What you will do: Where in the records does the word "mention" appear? Copy each line that holds it.

#####

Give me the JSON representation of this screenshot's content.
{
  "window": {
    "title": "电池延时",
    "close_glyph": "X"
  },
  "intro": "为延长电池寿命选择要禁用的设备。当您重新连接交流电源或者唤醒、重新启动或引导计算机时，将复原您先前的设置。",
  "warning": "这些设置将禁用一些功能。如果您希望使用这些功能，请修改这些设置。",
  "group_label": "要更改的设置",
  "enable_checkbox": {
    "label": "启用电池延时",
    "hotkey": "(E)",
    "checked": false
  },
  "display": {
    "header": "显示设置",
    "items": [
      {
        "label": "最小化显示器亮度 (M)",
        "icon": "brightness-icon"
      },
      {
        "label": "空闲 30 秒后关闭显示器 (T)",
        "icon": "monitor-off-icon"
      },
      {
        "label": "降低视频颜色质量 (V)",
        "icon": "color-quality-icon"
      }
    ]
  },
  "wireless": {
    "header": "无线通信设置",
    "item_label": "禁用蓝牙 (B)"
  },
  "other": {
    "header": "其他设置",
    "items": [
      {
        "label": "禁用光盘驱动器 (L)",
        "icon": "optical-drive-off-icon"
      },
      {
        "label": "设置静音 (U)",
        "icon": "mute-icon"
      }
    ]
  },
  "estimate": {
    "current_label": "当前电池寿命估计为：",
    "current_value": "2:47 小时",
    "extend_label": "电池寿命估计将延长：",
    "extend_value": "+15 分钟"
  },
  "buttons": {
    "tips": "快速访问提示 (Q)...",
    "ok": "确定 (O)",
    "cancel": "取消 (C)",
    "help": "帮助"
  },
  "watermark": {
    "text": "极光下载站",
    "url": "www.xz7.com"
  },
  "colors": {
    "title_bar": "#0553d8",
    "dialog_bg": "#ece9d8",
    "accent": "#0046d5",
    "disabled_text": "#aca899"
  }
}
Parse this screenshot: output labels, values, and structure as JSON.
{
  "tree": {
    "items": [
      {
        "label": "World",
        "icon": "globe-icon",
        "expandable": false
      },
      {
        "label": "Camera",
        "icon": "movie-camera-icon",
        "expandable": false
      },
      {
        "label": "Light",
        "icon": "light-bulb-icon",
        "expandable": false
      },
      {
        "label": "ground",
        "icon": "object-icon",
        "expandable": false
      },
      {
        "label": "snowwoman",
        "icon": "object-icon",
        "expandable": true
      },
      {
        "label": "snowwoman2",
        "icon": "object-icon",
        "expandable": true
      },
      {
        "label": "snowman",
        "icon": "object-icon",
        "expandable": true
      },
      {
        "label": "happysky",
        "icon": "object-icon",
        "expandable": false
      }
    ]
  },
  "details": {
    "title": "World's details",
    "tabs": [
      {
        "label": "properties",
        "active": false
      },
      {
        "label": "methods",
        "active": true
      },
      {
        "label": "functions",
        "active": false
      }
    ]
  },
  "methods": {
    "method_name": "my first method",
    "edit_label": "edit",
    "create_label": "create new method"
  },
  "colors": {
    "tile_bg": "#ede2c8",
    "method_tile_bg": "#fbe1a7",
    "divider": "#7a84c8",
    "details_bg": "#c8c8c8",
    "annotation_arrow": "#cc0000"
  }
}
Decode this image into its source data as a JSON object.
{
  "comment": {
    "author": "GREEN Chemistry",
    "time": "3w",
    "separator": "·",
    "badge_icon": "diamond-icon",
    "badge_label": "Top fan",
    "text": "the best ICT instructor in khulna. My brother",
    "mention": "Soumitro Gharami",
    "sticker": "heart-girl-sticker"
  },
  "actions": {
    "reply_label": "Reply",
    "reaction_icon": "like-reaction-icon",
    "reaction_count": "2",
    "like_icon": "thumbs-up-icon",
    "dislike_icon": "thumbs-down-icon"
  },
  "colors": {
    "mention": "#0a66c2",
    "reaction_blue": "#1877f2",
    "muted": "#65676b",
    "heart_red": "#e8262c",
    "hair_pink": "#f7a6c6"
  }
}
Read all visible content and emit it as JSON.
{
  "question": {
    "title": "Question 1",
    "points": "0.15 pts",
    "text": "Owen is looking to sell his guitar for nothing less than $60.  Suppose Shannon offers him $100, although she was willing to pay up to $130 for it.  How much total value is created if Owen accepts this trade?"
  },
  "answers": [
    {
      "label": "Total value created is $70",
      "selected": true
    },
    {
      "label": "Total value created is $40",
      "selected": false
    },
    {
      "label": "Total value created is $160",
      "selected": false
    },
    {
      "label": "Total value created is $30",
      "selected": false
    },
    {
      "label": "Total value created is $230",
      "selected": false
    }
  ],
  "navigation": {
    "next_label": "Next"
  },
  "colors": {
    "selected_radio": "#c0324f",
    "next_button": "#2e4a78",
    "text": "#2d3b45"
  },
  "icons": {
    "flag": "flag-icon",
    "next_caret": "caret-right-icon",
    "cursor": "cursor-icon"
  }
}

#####

Solution:
    "mention": "Soumitro Gharami",
    "mention": "#0a66c2",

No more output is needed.